To the Wolf Aran Hughes & Christina Koutsospyrou
Published Sep 28, 2013Shot over two years, utilizing non-actors that reside within the Greek countryside To the Wolf depicts, Aran Hughes and Christina Koutsospyrou's feature debut, a darkly comic drama with documentary elements, is very much a work of careful consideration. Each composition, drenched with greys and blacks, tells a story unto itself, working as a piece of visual artistry, reiterating the thematic trajectory and sense of despondence present within the loosely defined, ultimately tragic, narrative.
Two families living in the mostly abandoned Nafpaktia Mountains in rural Greece are teetering on the edge of the economic void. Amidst the perpetual grey skies and exquisitely framed, mostly static shots of goat-herding, television discussion and drunken rants denote the repercussions of corporate greed, denoting the realities of pensions being cut to pay for the mistakes of those in positions of power.
These families, spending what little they have left of their savings, unable to sell their goats and racking up debts at the few nearby shops, function within the vacuum of futility, demonstrating no visible hope of financial or social recovery. Aware that they're far enough removed from the populous and the situation—one that their children, who have long-since left the countryside, are currently in the midst of—to be considered or even acknowledged as end point victims, their quiet days of herding, drinking and occasionally engaging in polemical discussions at the local pub have a funereal, increasingly fatalistic, feel.
Hughes and Koutsospyrou refrain from making To the Wolf a traditional admonitory.

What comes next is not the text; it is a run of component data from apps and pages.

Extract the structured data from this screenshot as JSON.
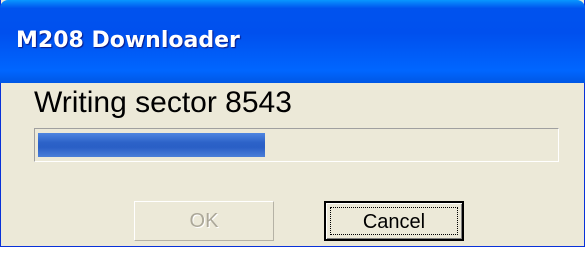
{
  "window": {
    "title": "M208 Downloader"
  },
  "status": {
    "text": "Writing sector 8543"
  },
  "progress": {
    "fraction": 0.44
  },
  "buttons": {
    "ok_label": "OK",
    "ok_enabled": false,
    "cancel_label": "Cancel"
  },
  "colors": {
    "titlebar": "#0058ee",
    "progress_fill": "#2c62c8",
    "dialog_background": "#ece9d8"
  }
}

Each protracted shot frames a character or a situation without clear beginning or end, capturing dialogue and movement as much as it does the uncomfortable silence in between. Though financial concerns ("I could buy two beers for the price of this pack of cigarettes" are verbalized frequently, the solemn expressions and tendency towards vice rather than rationing and planning, create a mood, as does the constant use of shadows indoors and the carefully selection outdoor photography, revealing grey skies at every moment.
This washed out quotidian experience overlooking an endless array of treed mountains serving as a backdrop, reiterates the sense of isolation and abandonment these people feel. With shots lingering on moments long after their superficial intentions have been clarified, these details—the feeling and experience of this space and this life—become as much a character as the slowly starving animals and people quietly awaiting their own fate.
Since this all feels observed and has an air of utmost authenticity (save a couple of structural contrivances), the eventual resolution, one stemming from repressed rage and anguished futility, jolts the system. It's as though Hughes and Koutsospyrou have deliberately and subverted the sense of safety that a documentary, free from extreme dramatic shifts or heightened moments of stylistic contrast, generates, exploiting our complacency and comfort in narrative form by shifting it unexpectedly to hyperbolize the sense of anguish felt in a climate of economic implosion. In short,
This calculated sensibility and consciousness of viewer complacency gives The the Wolf more integrity than it might have otherwise, being ostensibly a slightly pretentious nod to status quo observation with a touch of granola naturalness—using local non-actors—to give it a bit of self-satisfaction a du rigueur superiority. Fortunately, it's also beautifully photographed and exceptionally considered, making the nouveau political posturing, as well-intentioned as it might be, easier to swallow. (Linel Films)